Regardless of development, the system is expected to produce locally heavy rainfall that could cause some flash flooding across portions of eastern North Carolina, the coastal mid-Atlantic, and southern New England during the next few days, the NHC said. Gusty winds are also possible along the North Carolina Outer Banks through Thursday and along the mid-Atlantic and southern New England coasts Friday and Saturday.

According to the forecast from the local National Weather Service office in Mount Holly, the storm could affect the Shore area any time between late Thursday and Tuesday of next week, depending on the speed and track of the storm after it develops (or fails to develop) off the coast.

“This low pressure system is currently forecast to track close to the region and could bring heavy rain,” a statement said. “Localized minor tidal flooding is possible.”

Rain, sometimes heavy and accompanied with thunderstorms, will move into the region after 8 p.m. Thursday. The threat will continue into Friday.
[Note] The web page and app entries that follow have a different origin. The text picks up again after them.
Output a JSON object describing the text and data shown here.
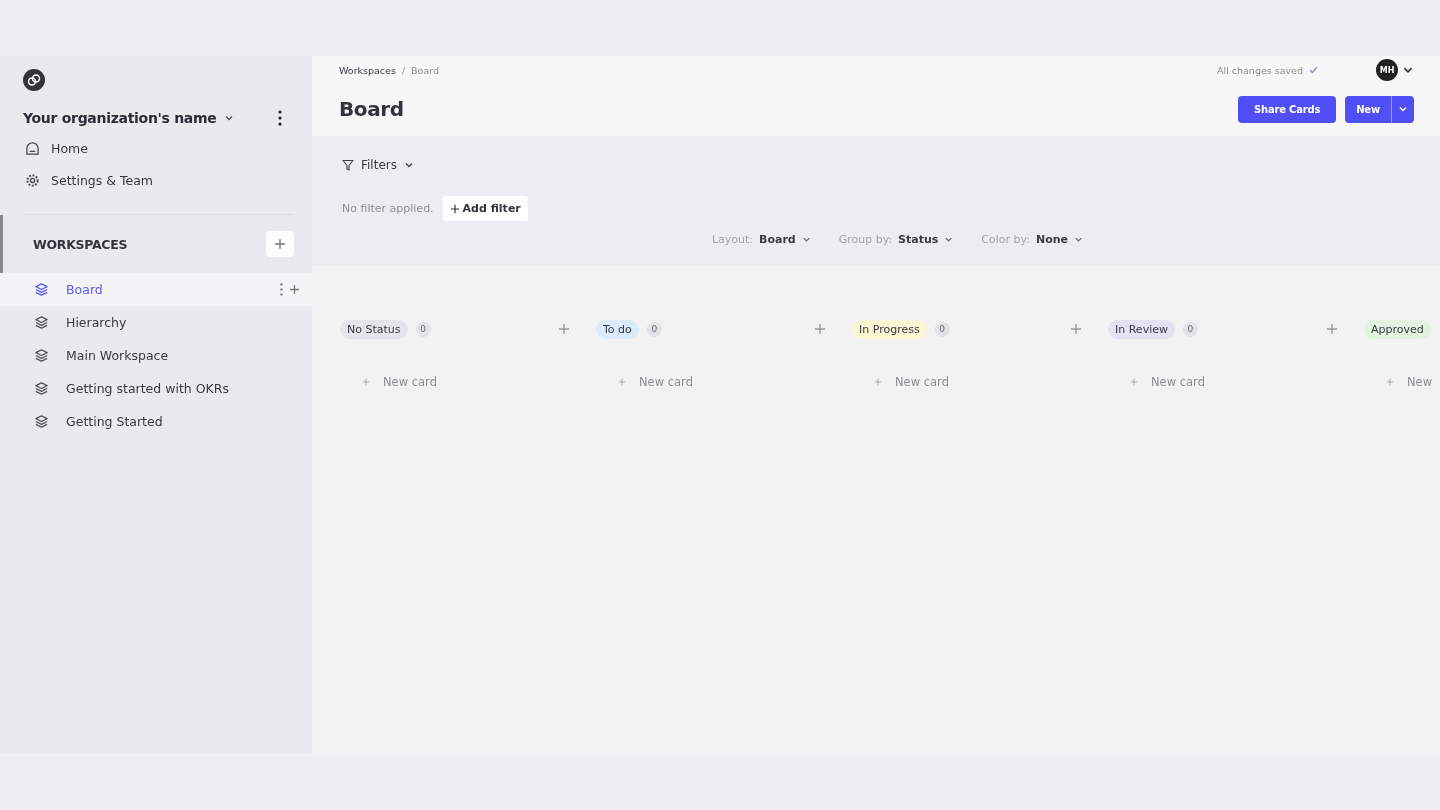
{
  "sidebar": {
    "org_name": "Your organization's name",
    "nav": [
      {
        "kind": "home",
        "label": "Home"
      },
      {
        "kind": "settings",
        "label": "Settings & Team"
      }
    ],
    "section_title": "WORKSPACES",
    "items": [
      {
        "label": "Board",
        "selected": true
      },
      {
        "label": "Hierarchy",
        "selected": false
      },
      {
        "label": "Main Workspace",
        "selected": false
      },
      {
        "label": "Getting started with OKRs",
        "selected": false
      },
      {
        "label": "Getting Started",
        "selected": false
      }
    ]
  },
  "header": {
    "breadcrumbs": [
      {
        "label": "Workspaces",
        "current": false
      },
      {
        "label": "Board",
        "current": true
      }
    ],
    "separator": "/",
    "title": "Board",
    "save_status": "All changes saved",
    "avatar": "MH",
    "buttons": [
      {
        "kind": "primary",
        "label": "Share Cards"
      },
      {
        "kind": "split",
        "label": "New"
      }
    ]
  },
  "filters": {
    "label": "Filters",
    "empty_text": "No filter applied.",
    "add_label": "Add filter",
    "options": [
      {
        "label": "Layout:",
        "value": "Board"
      },
      {
        "label": "Group by:",
        "value": "Status"
      },
      {
        "label": "Color by:",
        "value": "None"
      }
    ]
  },
  "columns": [
    {
      "title": "No Status",
      "color": "#e4e4ea",
      "count": "0",
      "new_card": "New card"
    },
    {
      "title": "To do",
      "color": "#dcebfb",
      "count": "0",
      "new_card": "New card"
    },
    {
      "title": "In Progress",
      "color": "#fbf6d4",
      "count": "0",
      "new_card": "New card"
    },
    {
      "title": "In Review",
      "color": "#e3e3f3",
      "count": "0",
      "new_card": "New card"
    },
    {
      "title": "Approved",
      "color": "#e1f3df",
      "new_card": "New"
    }
  ]
}
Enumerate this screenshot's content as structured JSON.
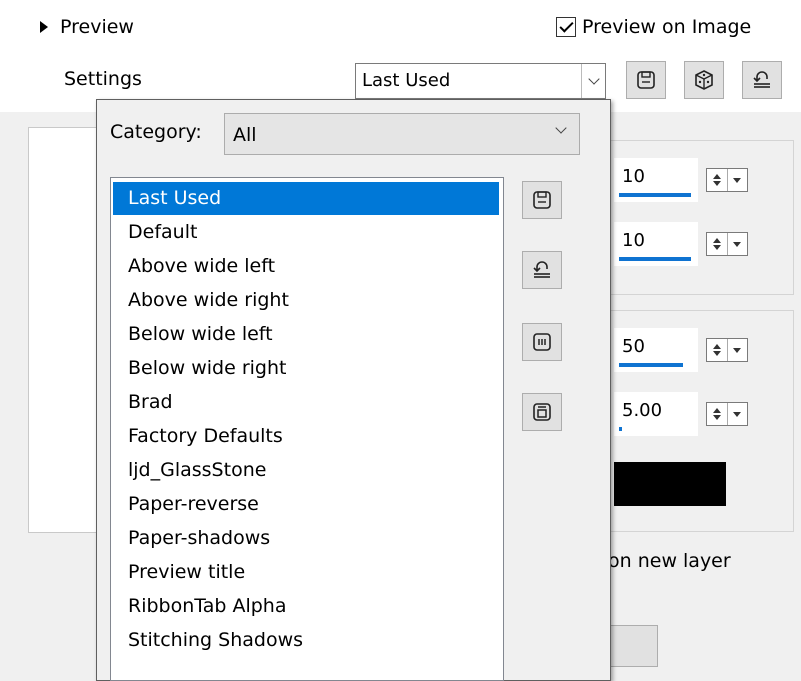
{
  "header": {
    "preview_label": "Preview",
    "preview_on_image_label": "Preview on Image",
    "preview_on_image_checked": true,
    "settings_label": "Settings",
    "settings_value": "Last Used"
  },
  "popup": {
    "category_label": "Category:",
    "category_value": "All",
    "presets": [
      "Last Used",
      "Default",
      "Above wide left",
      "Above wide right",
      "Below wide left",
      "Below wide right",
      "Brad",
      "Factory Defaults",
      "ljd_GlassStone",
      "Paper-reverse",
      "Paper-shadows",
      "Preview title",
      "RibbonTab Alpha",
      "Stitching Shadows"
    ],
    "selected_preset": "Last Used"
  },
  "background": {
    "spin1_value": "10",
    "spin2_value": "10",
    "spin3_value": "50",
    "spin4_value": "5.00",
    "new_layer_label": "on new layer",
    "color_swatch": "#000000"
  },
  "colors": {
    "accent": "#0078d7",
    "slider_bar": "#0f73d1"
  }
}
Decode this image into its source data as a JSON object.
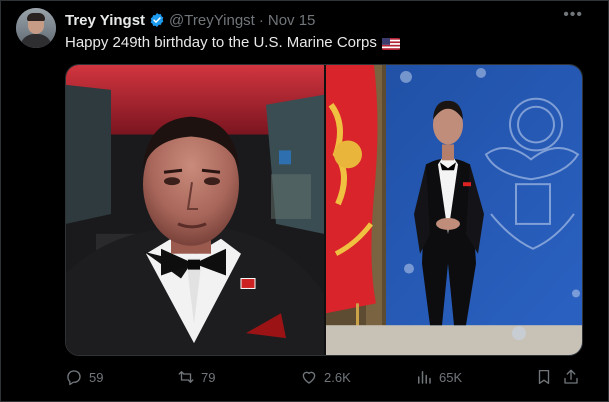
{
  "tweet": {
    "author_name": "Trey Yingst",
    "handle": "@TreyYingst",
    "separator": "·",
    "date": "Nov 15",
    "text": "Happy 249th birthday to the U.S. Marine Corps",
    "more_icon": "more-horizontal-icon",
    "verified_color": "#1d9bf0"
  },
  "actions": {
    "replies": "59",
    "retweets": "79",
    "likes": "2.6K",
    "views": "65K"
  }
}
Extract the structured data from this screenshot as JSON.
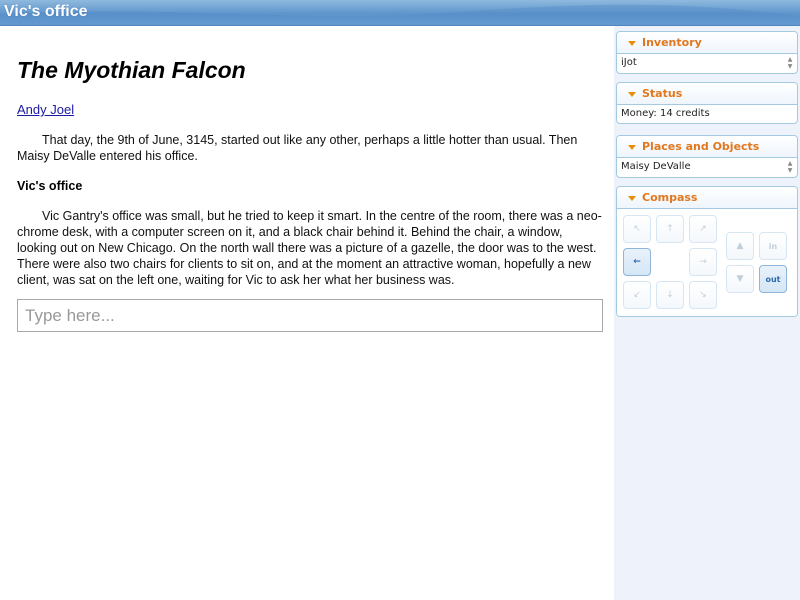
{
  "window": {
    "title": "Vic's office"
  },
  "story": {
    "title": "The Myothian Falcon",
    "author": "Andy Joel",
    "intro": "That day, the 9th of June, 3145, started out like any other, perhaps a little hotter than usual. Then Maisy DeValle entered his office.",
    "room_heading": "Vic's office",
    "room_description": "Vic Gantry's office was small, but he tried to keep it smart. In the centre of the room, there was a neo-chrome desk, with a computer screen on it, and a black chair behind it. Behind the chair, a window, looking out on New Chicago. On the north wall there was a picture of a gazelle, the door was to the west. There were also two chairs for clients to sit on, and at the moment an attractive woman, hopefully a new client, was sat on the left one, waiting for Vic to ask her what her business was."
  },
  "command": {
    "placeholder": "Type here..."
  },
  "sidebar": {
    "inventory": {
      "label": "Inventory",
      "items": [
        "iJot"
      ]
    },
    "status": {
      "label": "Status",
      "text": "Money: 14 credits"
    },
    "places": {
      "label": "Places and Objects",
      "items": [
        "Maisy DeValle"
      ]
    },
    "compass": {
      "label": "Compass",
      "buttons": {
        "nw": "↖",
        "n": "↑",
        "ne": "↗",
        "w": "←",
        "e": "→",
        "sw": "↙",
        "s": "↓",
        "se": "↘",
        "up": "▲",
        "down": "▼",
        "in": "in",
        "out": "out"
      },
      "enabled": [
        "w",
        "out"
      ]
    }
  },
  "colors": {
    "accent": "#e1771e",
    "titlebar": "#5d95cc",
    "panel_border": "#a6c9e2"
  }
}
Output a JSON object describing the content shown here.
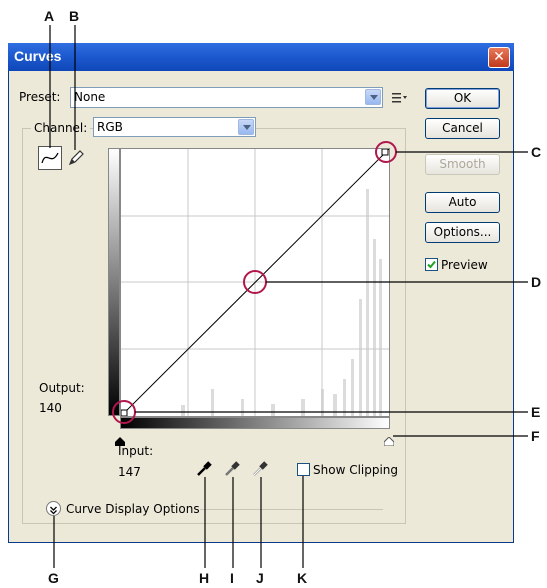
{
  "callouts": {
    "A": "A",
    "B": "B",
    "C": "C",
    "D": "D",
    "E": "E",
    "F": "F",
    "G": "G",
    "H": "H",
    "I": "I",
    "J": "J",
    "K": "K"
  },
  "dialog": {
    "title": "Curves",
    "preset_label": "Preset:",
    "preset_value": "None",
    "channel_label": "Channel:",
    "channel_value": "RGB",
    "output_label": "Output:",
    "output_value": "140",
    "input_label": "Input:",
    "input_value": "147",
    "show_clipping_label": "Show Clipping",
    "curve_display_options_label": "Curve Display Options",
    "buttons": {
      "ok": "OK",
      "cancel": "Cancel",
      "smooth": "Smooth",
      "auto": "Auto",
      "options": "Options..."
    },
    "preview_label": "Preview",
    "preview_checked": true,
    "show_clipping_checked": false
  },
  "colors": {
    "titlebar": "#1e5ad0",
    "callout_ring": "#b0174d",
    "dialog_bg": "#ece9d8"
  },
  "icons": [
    "curve-point-tool-icon",
    "pencil-icon",
    "preset-options-icon",
    "black-point-eyedropper-icon",
    "gray-point-eyedropper-icon",
    "white-point-eyedropper-icon",
    "expand-chevron-icon",
    "close-icon"
  ]
}
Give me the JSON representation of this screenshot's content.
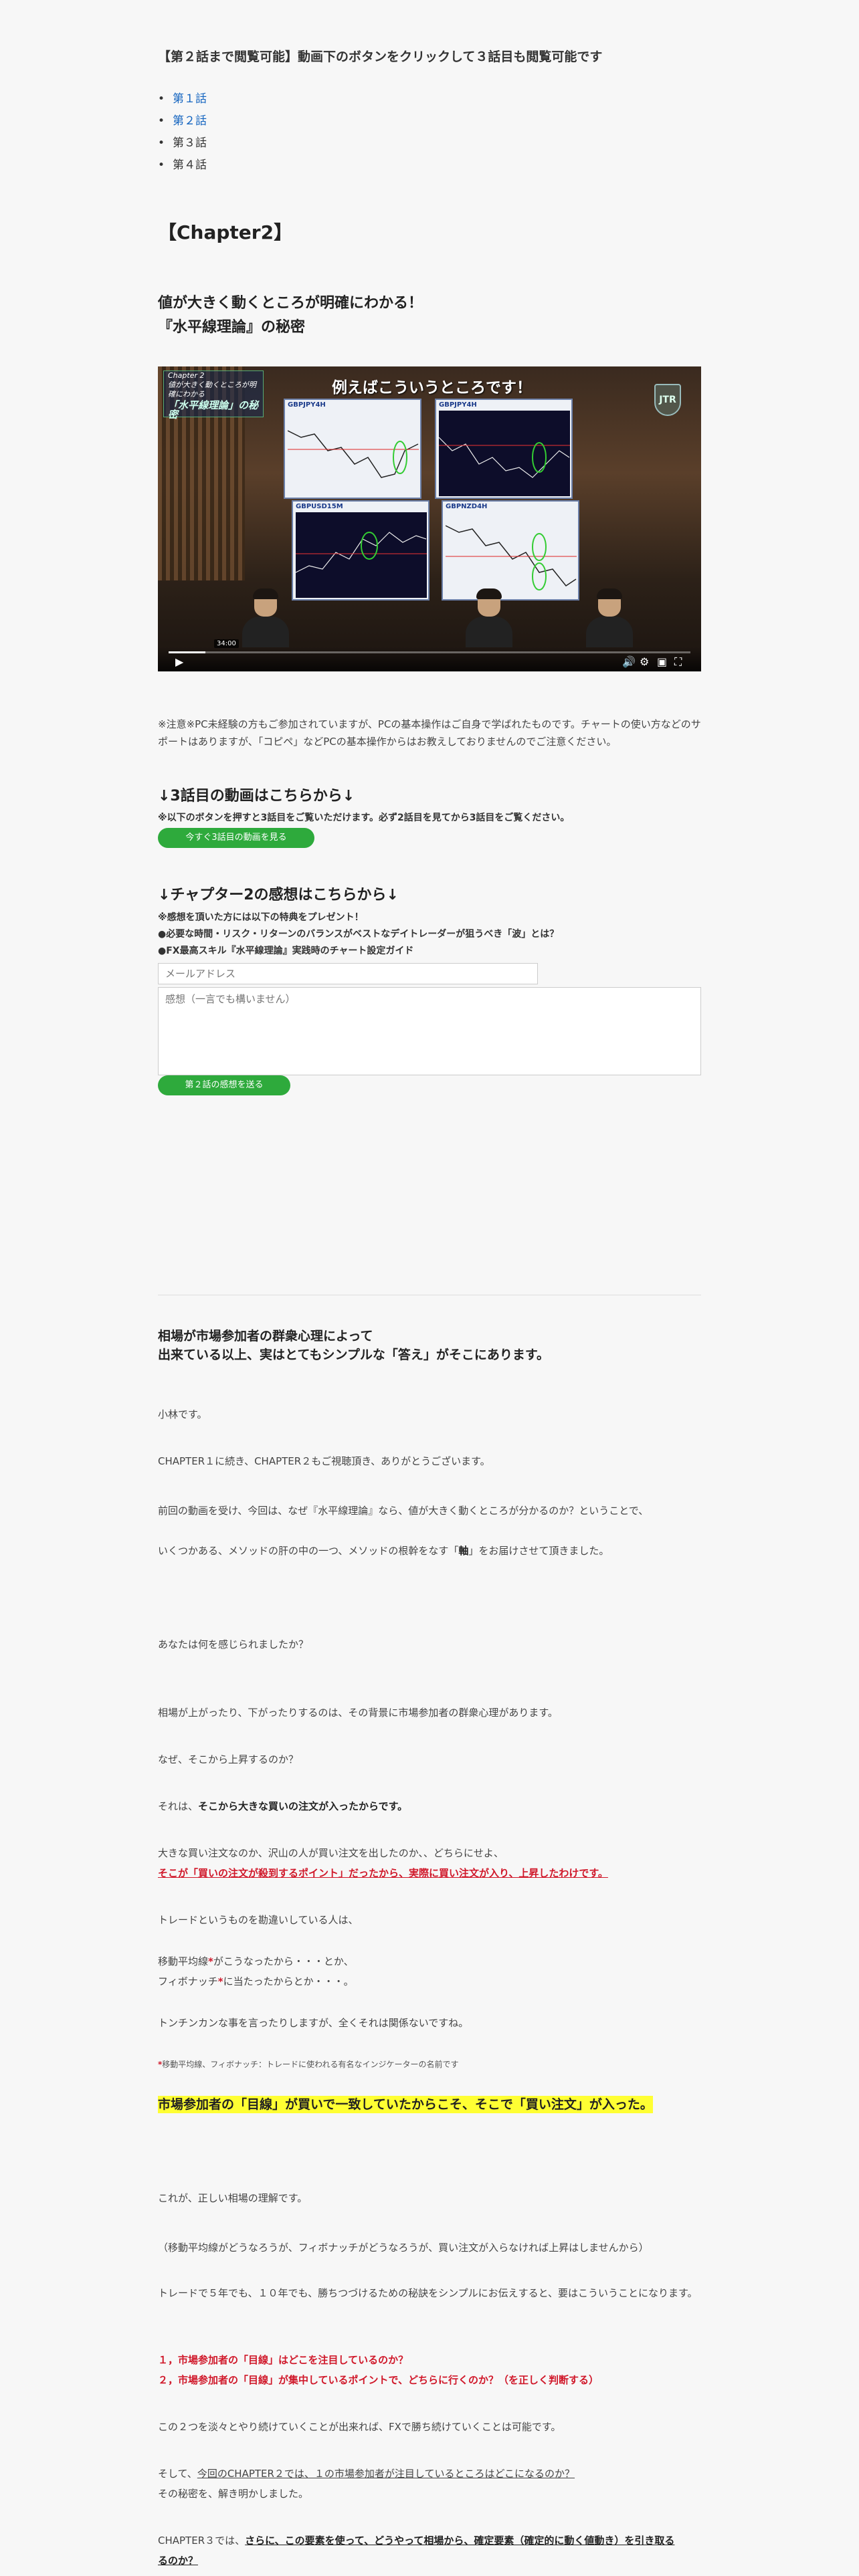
{
  "intro": "【第２話まで閲覧可能】動画下のボタンをクリックして３話目も閲覧可能です",
  "episodes": [
    {
      "label": "第１話",
      "link": true
    },
    {
      "label": "第２話",
      "link": true
    },
    {
      "label": "第３話",
      "link": false
    },
    {
      "label": "第４話",
      "link": false
    }
  ],
  "chapter_title": "【Chapter2】",
  "subtitle_line1": "値が大きく動くところが明確にわかる！",
  "subtitle_line2": "『水平線理論』の秘密",
  "video": {
    "overlay_title_small1": "Chapter 2",
    "overlay_title_small2": "値が大きく動くところが明確にわかる",
    "overlay_title_big": "「水平線理論」の秘密",
    "heading": "例えばこういうところです！",
    "logo": "JTR",
    "panels": [
      "GBPJPY4H",
      "GBPJPY4H",
      "GBPUSD15M",
      "GBPNZD4H"
    ],
    "time_badge": "34:00",
    "progress": 0.07
  },
  "note": "※注意※PC未経験の方もご参加されていますが、PCの基本操作はご自身で学ばれたものです。チャートの使い方などのサポートはありますが、「コピペ」などPCの基本操作からはお教えしておりませんのでご注意ください。",
  "section3": {
    "heading": "↓3話目の動画はこちらから↓",
    "instruction": "※以下のボタンを押すと3話目をご覧いただけます。必ず2話目を見てから3話目をご覧ください。",
    "button": "今すぐ3話目の動画を見る"
  },
  "feedback": {
    "heading": "↓チャプター2の感想はこちらから↓",
    "line1": "※感想を頂いた方には以下の特典をプレゼント！",
    "line2": "●必要な時間・リスク・リターンのバランスがベストなデイトレーダーが狙うべき「波」とは？",
    "line3": "●FX最高スキル『水平線理論』実践時のチャート設定ガイド",
    "email_placeholder": "メールアドレス",
    "comment_placeholder": "感想（一言でも構いません）",
    "submit": "第２話の感想を送る"
  },
  "article": {
    "lead1": "相場が市場参加者の群衆心理によって",
    "lead2": "出来ている以上、実はとてもシンプルな「答え」がそこにあります。",
    "p1": "小林です。",
    "p2": "CHAPTER１に続き、CHAPTER２もご視聴頂き、ありがとうございます。",
    "p3": "前回の動画を受け、今回は、なぜ『水平線理論』なら、値が大きく動くところが分かるのか？ということで、",
    "p4a": "いくつかある、メソッドの肝の中の一つ、メソッドの根幹をなす「",
    "p4b": "軸",
    "p4c": "」をお届けさせて頂きました。",
    "p5": "あなたは何を感じられましたか？",
    "p6": "相場が上がったり、下がったりするのは、その背景に市場参加者の群衆心理があります。",
    "p7": "なぜ、そこから上昇するのか？",
    "p8a": "それは、",
    "p8b": "そこから大きな買いの注文が入ったからです。",
    "p9": "大きな買い注文なのか、沢山の人が買い注文を出したのか、、どちらにせよ、",
    "p10": "そこが「買いの注文が殺到するポイント」だったから、実際に買い注文が入り、上昇したわけです。",
    "p11": "トレードというものを勘違いしている人は、",
    "p12a": "移動平均線",
    "p12b": "*",
    "p12c": "がこうなったから・・・とか、",
    "p13a": "フィボナッチ",
    "p13b": "*",
    "p13c": "に当たったからとか・・・。",
    "p14": "トンチンカンな事を言ったりしますが、全くそれは関係ないですね。",
    "p15a": "*",
    "p15b": "移動平均線、フィボナッチ：トレードに使われる有名なインジケーターの名前です",
    "p16": "市場参加者の「目線」が買いで一致していたからこそ、そこで「買い注文」が入った。",
    "p17": "これが、正しい相場の理解です。",
    "p18": "（移動平均線がどうなろうが、フィボナッチがどうなろうが、買い注文が入らなければ上昇はしませんから）",
    "p19": "トレードで５年でも、１０年でも、勝ちつづけるための秘訣をシンプルにお伝えすると、要はこういうことになります。",
    "p20": "１，市場参加者の「目線」はどこを注目しているのか？",
    "p21": "２，市場参加者の「目線」が集中しているポイントで、どちらに行くのか？（を正しく判断する）",
    "p22": "この２つを淡々とやり続けていくことが出来れば、FXで勝ち続けていくことは可能です。",
    "p23a": "そして、",
    "p23b": "今回のCHAPTER２では、１の市場参加者が注目しているところはどこになるのか？",
    "p24": "その秘密を、解き明かしました。",
    "p25a": "CHAPTER３では、",
    "p25b": "さらに、この要素を使って、どうやって相場から、確定要素（確定的に動く値動き）を引き取る",
    "p26": "るのか？"
  },
  "colors": {
    "link": "#1565c0",
    "button": "#2eaa3c",
    "red": "#d0182a",
    "highlight": "#ffff33"
  }
}
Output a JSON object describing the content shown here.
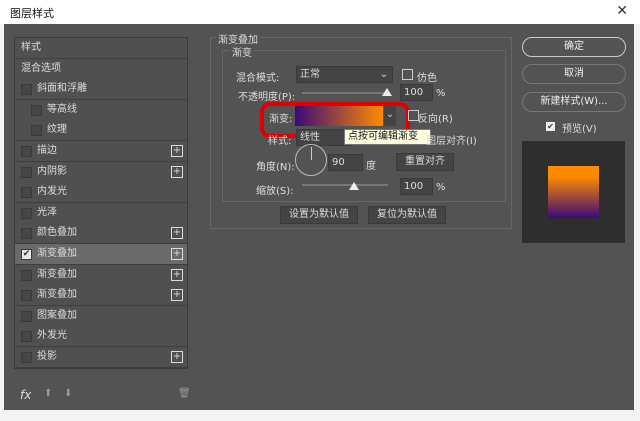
{
  "window": {
    "title": "图层样式",
    "close": "✕"
  },
  "sidebar": {
    "items": [
      {
        "label": "样式",
        "checkbox": false,
        "plus": false
      },
      {
        "label": "混合选项",
        "checkbox": false,
        "plus": false
      },
      {
        "label": "斜面和浮雕",
        "checkbox": true,
        "checked": false,
        "plus": false
      },
      {
        "label": "等高线",
        "checkbox": true,
        "checked": false,
        "plus": false,
        "indent": true
      },
      {
        "label": "纹理",
        "checkbox": true,
        "checked": false,
        "plus": false,
        "indent": true
      },
      {
        "label": "描边",
        "checkbox": true,
        "checked": false,
        "plus": true
      },
      {
        "label": "内阴影",
        "checkbox": true,
        "checked": false,
        "plus": true
      },
      {
        "label": "内发光",
        "checkbox": true,
        "checked": false,
        "plus": false
      },
      {
        "label": "光泽",
        "checkbox": true,
        "checked": false,
        "plus": false
      },
      {
        "label": "颜色叠加",
        "checkbox": true,
        "checked": false,
        "plus": true
      },
      {
        "label": "渐变叠加",
        "checkbox": true,
        "checked": true,
        "plus": true,
        "selected": true
      },
      {
        "label": "渐变叠加",
        "checkbox": true,
        "checked": false,
        "plus": true
      },
      {
        "label": "渐变叠加",
        "checkbox": true,
        "checked": false,
        "plus": true
      },
      {
        "label": "图案叠加",
        "checkbox": true,
        "checked": false,
        "plus": false
      },
      {
        "label": "外发光",
        "checkbox": true,
        "checked": false,
        "plus": false
      },
      {
        "label": "投影",
        "checkbox": true,
        "checked": false,
        "plus": true
      }
    ],
    "fx": "fx"
  },
  "panel": {
    "group_title": "渐变叠加",
    "sub_title": "渐变",
    "blend_mode_label": "混合模式:",
    "blend_mode": "正常",
    "dither_label": "仿色",
    "opacity_label": "不透明度(P):",
    "opacity": "100",
    "opacity_pct": 0.97,
    "percent": "%",
    "gradient_label": "渐变:",
    "gradient_colors": [
      "#3a0a78",
      "#ff8a00"
    ],
    "reverse_label": "反向(R)",
    "style_label": "样式:",
    "style": "线性",
    "tooltip": "点按可编辑渐变",
    "align_label": "图层对齐(I)",
    "angle_label": "角度(N):",
    "angle": "90",
    "degree": "度",
    "reset_align": "重置对齐",
    "scale_label": "缩放(S):",
    "scale": "100",
    "scale_pct": 0.6,
    "set_default": "设置为默认值",
    "reset_default": "复位为默认值"
  },
  "right": {
    "ok": "确定",
    "cancel": "取消",
    "new_style": "新建样式(W)...",
    "preview_label": "预览(V)",
    "preview_checked": true,
    "highlight_color": "#e00000"
  }
}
Tropical storm wind speeds range between 39 and 73 m.p.h., however the upcoming storm is expected to be on the lower side of the spectrum, consistent with the effects of an average nor’easter.

Rip currents will also be possible Thursday, worsening on Friday.